I was also thinking (in vague, "sketch on the back of a coffee-stained napkin" detail) that it could also be used to flag variables for mutability and for namespacing. In that if you added "x" from foo.arc it would automatically be namespaced by filename and accessible elsewhere as "foo!x",so it wouldn't conflict with "x" in bar.arc.
>Otherwise hitching the code to a third-party db, as a requirement, would really limit what could be done with the language and would create all kinds of problems.
Yeah, but to be fair, Arc is already hitched to Racket, which appears to support SQL and SQLite, so maybe third party wrappers for that wouldn't be a bad idea as well... sometime in the future when things are organized enough that we can have a robust third party ecosystem.
I also notice that the scope of this refactoring (= ...) into (^ ...) or (or= ...) is the same kind of refactoring that would help make Anarki a more modular language.
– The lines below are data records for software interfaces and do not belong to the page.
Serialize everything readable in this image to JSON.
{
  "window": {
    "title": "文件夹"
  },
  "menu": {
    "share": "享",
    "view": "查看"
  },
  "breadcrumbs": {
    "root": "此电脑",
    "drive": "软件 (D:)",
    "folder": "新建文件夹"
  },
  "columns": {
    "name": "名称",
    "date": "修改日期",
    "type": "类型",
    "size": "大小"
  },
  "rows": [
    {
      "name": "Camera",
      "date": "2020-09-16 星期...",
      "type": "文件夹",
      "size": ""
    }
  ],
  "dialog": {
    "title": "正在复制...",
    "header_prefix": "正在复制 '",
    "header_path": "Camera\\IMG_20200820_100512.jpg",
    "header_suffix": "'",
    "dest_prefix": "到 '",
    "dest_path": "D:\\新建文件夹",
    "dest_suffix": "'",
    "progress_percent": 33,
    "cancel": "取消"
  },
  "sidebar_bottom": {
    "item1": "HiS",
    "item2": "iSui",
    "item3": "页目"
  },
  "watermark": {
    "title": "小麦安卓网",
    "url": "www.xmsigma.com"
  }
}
Usually (= foo* (table)) is a sign that the code is really trying to create a makeshift sub-namespace. If intentions like this conveyed more explicitly with operations like (declare-sub-namespace foo*), then developing more useful module systems for Anarki would be a simpler task.
When I was playing around with ns.arc, one of the things I tried was namespacing a table of functions and treating it like a class.
I think two changes would be better for modularity than changing assignment, however:
First, limit the ability of macros to overwrite existing symbols to the file in which the macro is called. This would allow modular or imported code to use macros without worrying about global namespace collisions, or needing to do anything special with assignments.
Second, and related to the first, would be to implicitly namespace based on file location. Currently, Arc uses a single namespace, and a reference to a root directory that's used to disambiguate relative paths called with (require).
We would ignore the root folder and use the remaining path and file name as the namespace.
This would allow explicitly resolving possible namespace collisions by referring to the namespace where necessary, the way it's done in other languages (at least in C++.) So if you had, say, a macro in news.arc with body as a parameter, first, it wouldn't mutate body in html.arc, and you could refer to (html!body) directly to disambiguate, using the same syntax for namespaces as tables.
An added benefit would be that imported code from a repo (adding a vendor path) would work as is namespaced as vendor/file or vendor/app/file.
It wouldn't be necessary to declare namespaces in most cases then. We could use the existing with statement to declare or extend namespaces instead of something like (declare-sub-namespace), similar to 'using' in C++